■ **Problem statement**
Your job is to copy all the entries precisely as they stand.
━━━ Provided data ━━━
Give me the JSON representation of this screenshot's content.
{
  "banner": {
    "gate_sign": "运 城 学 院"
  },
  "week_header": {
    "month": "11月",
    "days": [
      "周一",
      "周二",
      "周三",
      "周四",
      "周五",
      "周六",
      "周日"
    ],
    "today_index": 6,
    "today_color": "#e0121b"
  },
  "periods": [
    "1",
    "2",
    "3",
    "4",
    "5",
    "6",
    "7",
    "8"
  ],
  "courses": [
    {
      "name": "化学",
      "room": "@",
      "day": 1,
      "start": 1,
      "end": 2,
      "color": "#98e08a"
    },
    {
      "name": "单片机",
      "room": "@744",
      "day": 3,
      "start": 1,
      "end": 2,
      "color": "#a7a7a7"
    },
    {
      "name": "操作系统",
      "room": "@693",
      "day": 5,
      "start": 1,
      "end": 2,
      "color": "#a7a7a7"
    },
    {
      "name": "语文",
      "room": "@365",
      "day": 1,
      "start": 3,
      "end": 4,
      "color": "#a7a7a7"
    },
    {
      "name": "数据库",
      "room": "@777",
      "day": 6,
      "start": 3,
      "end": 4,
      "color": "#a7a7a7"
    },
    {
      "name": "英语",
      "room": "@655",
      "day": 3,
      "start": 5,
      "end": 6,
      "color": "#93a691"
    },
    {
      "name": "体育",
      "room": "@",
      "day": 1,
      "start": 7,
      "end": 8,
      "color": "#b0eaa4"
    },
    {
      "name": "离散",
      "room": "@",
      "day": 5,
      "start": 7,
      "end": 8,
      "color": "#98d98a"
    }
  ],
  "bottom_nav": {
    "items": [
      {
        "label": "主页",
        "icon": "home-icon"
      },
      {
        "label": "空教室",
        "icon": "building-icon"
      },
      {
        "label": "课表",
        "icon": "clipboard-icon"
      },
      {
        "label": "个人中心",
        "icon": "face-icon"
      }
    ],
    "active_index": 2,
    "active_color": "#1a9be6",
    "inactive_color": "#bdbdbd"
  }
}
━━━
■ **Answer to this task**
Give me the JSON representation of this screenshot's content.
{
  "banner": {
    "gate_sign": "运 城 学 院"
  },
  "week_header": {
    "month": "11月",
    "days": [
      "周一",
      "周二",
      "周三",
      "周四",
      "周五",
      "周六",
      "周日"
    ],
    "today_index": 6,
    "today_color": "#e0121b"
  },
  "periods": [
    "1",
    "2",
    "3",
    "4",
    "5",
    "6",
    "7",
    "8"
  ],
  "courses": [
    {
      "name": "化学",
      "room": "@",
      "day": 1,
      "start": 1,
      "end": 2,
      "color": "#98e08a"
    },
    {
      "name": "单片机",
      "room": "@744",
      "day": 3,
      "start": 1,
      "end": 2,
      "color": "#a7a7a7"
    },
    {
      "name": "操作系统",
      "room": "@693",
      "day": 5,
      "start": 1,
      "end": 2,
      "color": "#a7a7a7"
    },
    {
      "name": "语文",
      "room": "@365",
      "day": 1,
      "start": 3,
      "end": 4,
      "color": "#a7a7a7"
    },
    {
      "name": "数据库",
      "room": "@777",
      "day": 6,
      "start": 3,
      "end": 4,
      "color": "#a7a7a7"
    },
    {
      "name": "英语",
      "room": "@655",
      "day": 3,
      "start": 5,
      "end": 6,
      "color": "#93a691"
    },
    {
      "name": "体育",
      "room": "@",
      "day": 1,
      "start": 7,
      "end": 8,
      "color": "#b0eaa4"
    },
    {
      "name": "离散",
      "room": "@",
      "day": 5,
      "start": 7,
      "end": 8,
      "color": "#98d98a"
    }
  ],
  "bottom_nav": {
    "items": [
      {
        "label": "主页",
        "icon": "home-icon"
      },
      {
        "label": "空教室",
        "icon": "building-icon"
      },
      {
        "label": "课表",
        "icon": "clipboard-icon"
      },
      {
        "label": "个人中心",
        "icon": "face-icon"
      }
    ],
    "active_index": 2,
    "active_color": "#1a9be6",
    "inactive_color": "#bdbdbd"
  }
}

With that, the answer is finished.